Halter was born, lives and works in Paris.
From 1967 to 1977, she ran the review Eléments, the first
international publication for Peace in the Middle East. In 1976
she discovered her true vocation – drawing – just as
her husband Marek Halter, a painter at the time, published his first
novel. As if of one accord, they exchanged means of expression.
This is not to say that Clara Halter has given up working with
letters and signs. Though now, these tiny repetitive modules, worked
under a magnifying glass, contain nothing but script. Script as
a form, deliberately devoid of meaning. To accomplish such original,
minute work, she needs solitude, to withdraw from the world. But
not from time, for Clara Halter draws time. Not until 1992 did she
agree to exhibit her work for the first time. Since then, she has
often shown her work in France and abroad: the Georges Verney-Caron
Gallery in Lyon-Villeurbanne, 1994; the Nathalie Obadia Gallery
in Paris, 1996; several exhibits at the FNAC, a major home entertainment
store in Paris, Strasbourg, Toulouse, Bordeaux, Monaco and Lyons
from 1997 to 1999; the Osiris gallery in Brussels, 1998; participation
in the collective “Scripts, Words, and Text” exhibit
conceived by Philippe Piguet at the Daniel and Florence Guerlain
Contemporary Art Foundation in Jouy-en-Josas; the “Contemporary
Script and Signs” at the J. F. Champollion Museum in Figeac,
2000; frescos for the French Pavilion at the International Fair
in Hanover, 2000; and finally “War or Peace” at the
Hiroshima City Contemporary Art Museum, 2005.
In 2000, Clara Halter took possession of a single word –
PEACE – that she illustrated ad infinitum in every language
and alphabet. This led to the creation, together with architect
Jean-Michel Wilmotte, of three peace monuments: first the Wall for
Peace in Paris on the Champ de Mars;
then the Peace Tower in Saint Petersburg for the town's tercentenary
celebration in 2003; and today, in 2005, the Gates of Peace to commemorate
the 60th anniversary of the dropping of the atomic bomb on Hiroshima.
Since 2000, the artist has conceived a number of multiples for
creators including Lancel, Lanvin, Christofle, Montblanc, Omas and

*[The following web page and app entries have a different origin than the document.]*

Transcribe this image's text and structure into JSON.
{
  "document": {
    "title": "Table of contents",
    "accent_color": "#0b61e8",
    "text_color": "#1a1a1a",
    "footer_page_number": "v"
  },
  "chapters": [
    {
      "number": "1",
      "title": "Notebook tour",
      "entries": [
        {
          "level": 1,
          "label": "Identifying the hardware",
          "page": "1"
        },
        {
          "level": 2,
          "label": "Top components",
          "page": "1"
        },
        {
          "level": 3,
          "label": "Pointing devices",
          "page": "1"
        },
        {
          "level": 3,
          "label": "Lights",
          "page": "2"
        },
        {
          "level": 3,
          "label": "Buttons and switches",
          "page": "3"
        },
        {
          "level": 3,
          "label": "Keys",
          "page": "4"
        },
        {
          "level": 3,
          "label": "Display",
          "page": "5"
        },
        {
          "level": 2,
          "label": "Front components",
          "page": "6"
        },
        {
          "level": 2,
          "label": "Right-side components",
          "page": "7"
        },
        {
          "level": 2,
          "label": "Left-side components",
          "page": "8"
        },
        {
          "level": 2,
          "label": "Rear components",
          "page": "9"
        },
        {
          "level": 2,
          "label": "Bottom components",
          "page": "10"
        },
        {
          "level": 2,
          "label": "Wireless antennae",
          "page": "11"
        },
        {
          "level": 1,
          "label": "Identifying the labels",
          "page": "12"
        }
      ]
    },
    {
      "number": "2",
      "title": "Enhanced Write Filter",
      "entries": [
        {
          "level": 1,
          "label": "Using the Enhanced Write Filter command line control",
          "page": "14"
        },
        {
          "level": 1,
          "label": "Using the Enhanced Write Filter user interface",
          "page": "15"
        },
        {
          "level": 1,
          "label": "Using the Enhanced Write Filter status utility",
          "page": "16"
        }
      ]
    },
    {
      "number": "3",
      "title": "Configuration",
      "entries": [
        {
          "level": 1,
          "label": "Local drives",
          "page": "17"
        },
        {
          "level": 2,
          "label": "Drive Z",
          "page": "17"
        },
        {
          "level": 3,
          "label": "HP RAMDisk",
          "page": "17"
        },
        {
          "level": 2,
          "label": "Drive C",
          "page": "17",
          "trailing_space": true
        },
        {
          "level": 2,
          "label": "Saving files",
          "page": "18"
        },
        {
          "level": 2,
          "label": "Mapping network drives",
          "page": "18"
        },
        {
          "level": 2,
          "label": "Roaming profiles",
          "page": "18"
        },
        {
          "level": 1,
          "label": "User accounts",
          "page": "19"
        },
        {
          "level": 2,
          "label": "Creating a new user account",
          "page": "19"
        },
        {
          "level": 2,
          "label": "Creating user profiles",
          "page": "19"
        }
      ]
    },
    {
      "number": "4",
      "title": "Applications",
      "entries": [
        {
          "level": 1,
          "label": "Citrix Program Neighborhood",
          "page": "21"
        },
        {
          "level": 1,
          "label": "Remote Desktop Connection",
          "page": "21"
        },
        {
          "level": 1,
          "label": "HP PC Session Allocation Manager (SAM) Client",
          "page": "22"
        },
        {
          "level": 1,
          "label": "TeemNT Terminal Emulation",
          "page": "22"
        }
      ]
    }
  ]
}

Her work is exhibited at the Obadia gallery in Paris and figures
in several private collections and at the Fonds National d’Art
Contemporain (National Contemporary Art Fund).